Now there are a few supplements that I would suggest for cheerleaders and especially depending on what your roll is on the squad:
Creatine – if you are a base you should try this out. It does cause water weight gain, but helps lead to lean body mass gain, muscle endurance and power output. This should be a no brainer for a cheerleader. Do not load creatine since you will saturate this out after only dosing it for a month. Also, this might help with the avoidance of concussions so there is that. For flyers this weight gain is not worth it. Also if you tumble a lot this might work against you since your power to weight ratio might go down a bit, if that happens then just stop dosing it and your body will flush it out with enough time. Creatine is cheap and you can find it plain online, just mix it in your post workout protein shake or just in fruit juice. Plain monohydrate is your best bet here.

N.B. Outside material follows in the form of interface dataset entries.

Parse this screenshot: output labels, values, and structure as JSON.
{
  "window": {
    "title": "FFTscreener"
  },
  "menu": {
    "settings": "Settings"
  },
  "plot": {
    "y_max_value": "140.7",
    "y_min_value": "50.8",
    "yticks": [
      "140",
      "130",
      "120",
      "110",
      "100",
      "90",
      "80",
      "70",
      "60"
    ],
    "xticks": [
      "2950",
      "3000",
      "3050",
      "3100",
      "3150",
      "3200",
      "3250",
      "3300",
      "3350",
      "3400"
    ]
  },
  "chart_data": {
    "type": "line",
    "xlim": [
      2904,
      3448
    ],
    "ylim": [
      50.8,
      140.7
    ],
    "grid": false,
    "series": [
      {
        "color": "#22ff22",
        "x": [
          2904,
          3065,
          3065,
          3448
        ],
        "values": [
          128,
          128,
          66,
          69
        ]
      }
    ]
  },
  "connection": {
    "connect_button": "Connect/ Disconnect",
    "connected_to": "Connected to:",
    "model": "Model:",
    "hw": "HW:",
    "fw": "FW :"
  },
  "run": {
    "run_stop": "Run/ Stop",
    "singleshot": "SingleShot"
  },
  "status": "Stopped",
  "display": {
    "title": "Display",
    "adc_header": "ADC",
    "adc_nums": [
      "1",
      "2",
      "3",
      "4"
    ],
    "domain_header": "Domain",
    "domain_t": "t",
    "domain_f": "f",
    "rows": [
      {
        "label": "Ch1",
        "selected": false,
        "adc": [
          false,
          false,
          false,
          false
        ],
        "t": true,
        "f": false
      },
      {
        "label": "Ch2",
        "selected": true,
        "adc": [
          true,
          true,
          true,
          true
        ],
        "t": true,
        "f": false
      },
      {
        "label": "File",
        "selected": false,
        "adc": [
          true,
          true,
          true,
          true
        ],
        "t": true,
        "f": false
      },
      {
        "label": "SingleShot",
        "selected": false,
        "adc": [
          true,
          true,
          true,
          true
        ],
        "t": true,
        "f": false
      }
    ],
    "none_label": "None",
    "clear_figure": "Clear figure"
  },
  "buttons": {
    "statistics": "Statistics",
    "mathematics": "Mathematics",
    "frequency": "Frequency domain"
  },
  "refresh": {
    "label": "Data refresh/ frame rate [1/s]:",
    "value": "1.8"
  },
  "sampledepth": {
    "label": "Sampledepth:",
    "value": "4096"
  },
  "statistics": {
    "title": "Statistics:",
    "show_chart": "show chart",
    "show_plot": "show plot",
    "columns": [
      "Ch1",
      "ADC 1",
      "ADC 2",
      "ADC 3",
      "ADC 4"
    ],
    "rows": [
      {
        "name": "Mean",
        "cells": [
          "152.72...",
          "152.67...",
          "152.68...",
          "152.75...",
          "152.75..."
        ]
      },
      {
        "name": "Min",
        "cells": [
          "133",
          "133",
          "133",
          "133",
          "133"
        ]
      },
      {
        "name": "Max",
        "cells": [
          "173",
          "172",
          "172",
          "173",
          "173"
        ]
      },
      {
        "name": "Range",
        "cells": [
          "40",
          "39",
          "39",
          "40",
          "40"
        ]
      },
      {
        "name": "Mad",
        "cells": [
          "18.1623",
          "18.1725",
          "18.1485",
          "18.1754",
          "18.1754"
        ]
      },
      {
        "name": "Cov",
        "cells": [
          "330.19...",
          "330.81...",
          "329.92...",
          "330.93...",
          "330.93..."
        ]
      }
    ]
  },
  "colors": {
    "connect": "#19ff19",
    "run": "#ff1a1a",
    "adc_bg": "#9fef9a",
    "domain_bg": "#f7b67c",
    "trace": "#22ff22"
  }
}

Fish oil – doesn’t matter what you do as a cheerleader you should be taking omega threes since they help with cognition, learning, mental recovery, and avoiding things (along with recovery from concussions. Find a decent source of this and keep it in your fridge. You pay for quality here, and yes they can taste unpleasant, but trust me from having had a severe concussion with post concussive syndrome and friends that have gone through the same thing, take the damn fish oil and help yourself avoid that if you can.
Beta Alanine – this is a variation on the amino acid alanine so if you see the supplement L-alanine know that you aren’t looking at the same thing. What this does is increase intra muscular carnosine levels. When this occurs you are able to better buffer out the proton that comes with lactate that you produce when performing maximal anaerobic exercise (which really is what a national’s routine is). This allows you to go a little longer without getting to be really uncomfortable which is very important when you are running any type of routine, since the less pain you are in will make the performance that much easier to do.
So that is the basics of my diet advice for cheerleaders to be the best that they can be. This advice can also be used on comparable athletes or people that have general health and fitness goals that falls in line with some aspects of health and performance that cheerleaders. Thanks for taking the time to read this and if you have any questions just let me know.